Інформація призначена тільки для фахівців сфери охорони здоров'я, осіб,
які мають вищу або середню спеціальну медичну освіту.


Підтвердіть, що Ви є фахівцем у сфері охорони здоров'я.

 

"Child`s Health" (62) 2015. Тематический выпуск "Детская гастроэнтерология"

Back to issue

Current approaches to diagnosis and diet therapy of cow''s milk allergy in young children.

Authors: Nyankovska O.S. — Lviv National Medical University. Daniel Galician

Categories: Pediatrics/Neonatology

Sections: Clinical researches

print version

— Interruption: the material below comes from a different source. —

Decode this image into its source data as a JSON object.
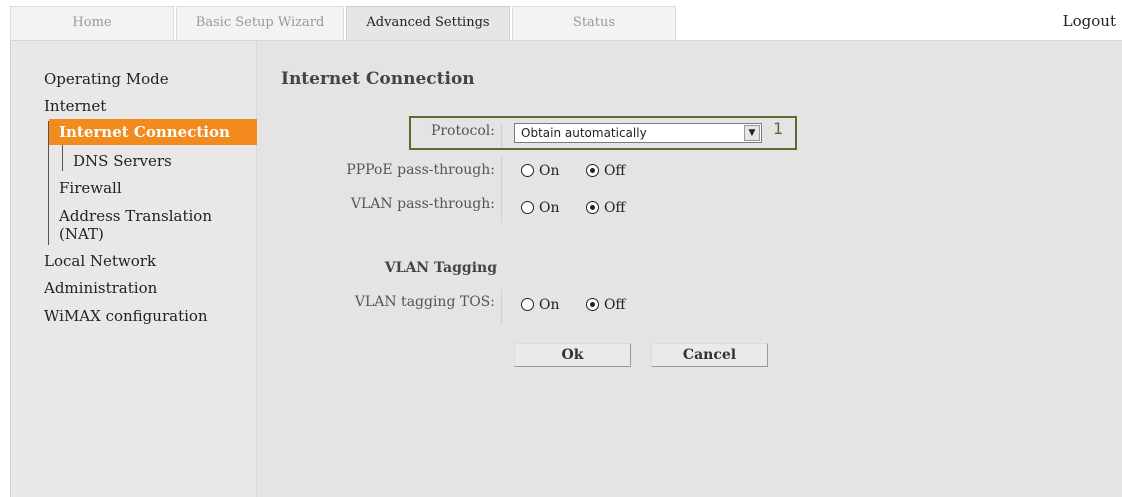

Allergic diseases are widespread among children. Food allergy has been defined as adverse reactions to food in which immunologic mechanisms have been demonstrated, this term therefore encompasses both immunoglobulin E (IgE)-mediated and non-IgE-mediated food allergies. Food allergy can result in considerable morbidity and in some instances results in life-threatening anaphylaxis.
The clinical presentation of food allergy involves a large spectrum of symptoms ranging from skin (urticaria, angioedema, atopic eczema/dermatitis), gastrointestinal (i.e., vomiting, colic, abdominal pain, diarrhea, constipation), respiratory (rhinorrhea, sneezing, cough, dyspnea). The clinical evaluation should include a thorough examination of nutritional status and growth, especially in children, as well as associated atopic diseases such as atopic eczema/dermatitis, allergic rhinitis, and asthma.
In this regard, the prevention, diagnosis and treatment are extremely important. 
The oral food challenge is considered the standard reference test for diagnosing cow's milk allergy. After documentation of significant improvement on the diagnostic elimination, the diagnosis of cow's milk protein allergy should be confirmed by a standardized oral challenge test performed under medical supervision.
If symptoms are relevant and cow's milk protein allergy is likely, a diagnostic elimination of cow's milk protein (in the infant’s/child’s diet or in the mother’s diet in case of breast-feeding) should be initiated for a limited period of time, even in cases with negative specific IgE result. The duration of a diagnostic elimination diet depends on manifestation and should be kept as short as possible, but long enough to judge whether clinical symptoms resolve or not or become stable. For children with immediate and delayed clinical reactions (angioedema, vomiting, eczema) to 1 to 2 weeks in children  In patients with gastrointestinal reactions - chronic diarrhea, it may take 2 to 4 weeks on a cow's milk protein-free diet to judge the response.
Based on this evidence, families can be provided with evidence-based advice about preventing food allergy, particularly for infants at high risk for development of allergic disease. 
For all infants, exclusive breastfeeding is recommended for at least first 4–6 months of life. For the prevention of food allergy in children with family history of allergies, if breastfeeding is insufficient or not possible, infants at high-risk can be recommended a hypoallergenic formula with oligosaccharides, which have a proven positive effect in the first 4 months of life. 
If the diagnosis of cow's milk protein allergy is confirmed, then the infant should be maintained on an elimination diet using a therapeutic formula for at least 6 months or until 9 to 12 months of age. Infants/children with severe immediate IgE-mediated reactions may remain on the elimination diet for 12 or even 18 months before they are rechallenged after repeated testing for specific IgE.
The majority of infants and children with cow's milk protein allergy tolerate an extensively hydrolyzed formula with whey or casein as a nitrogen source. Although the American Academy of Pediatrics defines an extensively hydrolyzed formula as a formula containing only peptides that have a molecular weight of <3000 Da. In addition to appropriate preclinical testing, therapeutic formulae must demonstrate in clinical studies that they do not provoke allergic reactions in 90% of infants or children with confirmed cow’s-milk protein allergy; however, this has been shown for only some extensively hydrolyzed formula.
In the case of their inefficiency and severe cow's milk allergy recommended amino acid formula.
Goat’s- and sheep’s-milk protein should be strictly avoided because of the high cross-reactivity with cow's milk protein.
The European Society of Pediatric Gastroenterology, Hepatology, and Nutrition  and the
American Academy of Pediatrics recommend that cow’s-milk–based formulae should be preferred over soy formula in healthy infants, and soy protein–based formulae should not usually be used during the first 6 months of life.


Back to issue